Data to use
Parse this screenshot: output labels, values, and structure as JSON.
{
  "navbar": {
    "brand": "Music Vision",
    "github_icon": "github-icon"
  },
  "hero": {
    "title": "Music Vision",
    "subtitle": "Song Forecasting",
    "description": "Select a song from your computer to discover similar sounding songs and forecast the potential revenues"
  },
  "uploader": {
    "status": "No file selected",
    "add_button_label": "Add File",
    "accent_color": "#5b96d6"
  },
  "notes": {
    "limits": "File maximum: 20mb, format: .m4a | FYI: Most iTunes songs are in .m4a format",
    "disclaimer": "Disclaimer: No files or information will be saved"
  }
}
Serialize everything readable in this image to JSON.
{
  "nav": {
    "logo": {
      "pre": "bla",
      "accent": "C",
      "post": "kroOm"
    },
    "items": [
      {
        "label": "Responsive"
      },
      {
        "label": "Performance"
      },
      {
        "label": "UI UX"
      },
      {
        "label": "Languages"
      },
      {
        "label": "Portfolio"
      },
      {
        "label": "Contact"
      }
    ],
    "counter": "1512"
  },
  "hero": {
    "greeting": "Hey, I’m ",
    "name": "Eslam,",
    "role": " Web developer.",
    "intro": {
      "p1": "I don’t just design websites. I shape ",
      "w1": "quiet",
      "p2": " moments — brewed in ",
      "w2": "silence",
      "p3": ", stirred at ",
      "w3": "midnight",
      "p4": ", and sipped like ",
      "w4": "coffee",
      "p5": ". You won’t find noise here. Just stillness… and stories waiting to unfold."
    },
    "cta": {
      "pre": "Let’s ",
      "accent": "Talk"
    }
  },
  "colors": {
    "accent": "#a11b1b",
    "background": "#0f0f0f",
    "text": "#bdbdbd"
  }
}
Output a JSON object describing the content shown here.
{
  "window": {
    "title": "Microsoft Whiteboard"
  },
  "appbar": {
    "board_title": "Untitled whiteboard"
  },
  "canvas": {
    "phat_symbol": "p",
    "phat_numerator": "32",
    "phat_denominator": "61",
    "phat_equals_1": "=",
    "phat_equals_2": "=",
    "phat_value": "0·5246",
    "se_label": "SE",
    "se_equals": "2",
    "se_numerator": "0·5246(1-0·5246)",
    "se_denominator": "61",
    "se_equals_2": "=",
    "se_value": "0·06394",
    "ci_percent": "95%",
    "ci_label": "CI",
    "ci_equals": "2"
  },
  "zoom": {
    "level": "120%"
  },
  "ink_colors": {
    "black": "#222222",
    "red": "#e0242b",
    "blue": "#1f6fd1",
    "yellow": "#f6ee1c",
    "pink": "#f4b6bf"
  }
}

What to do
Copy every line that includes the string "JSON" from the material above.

Output for this task
Parse this screenshot: output labels, values, and structure as JSON.
Serialize everything readable in this image to JSON.
Output a JSON object describing the content shown here.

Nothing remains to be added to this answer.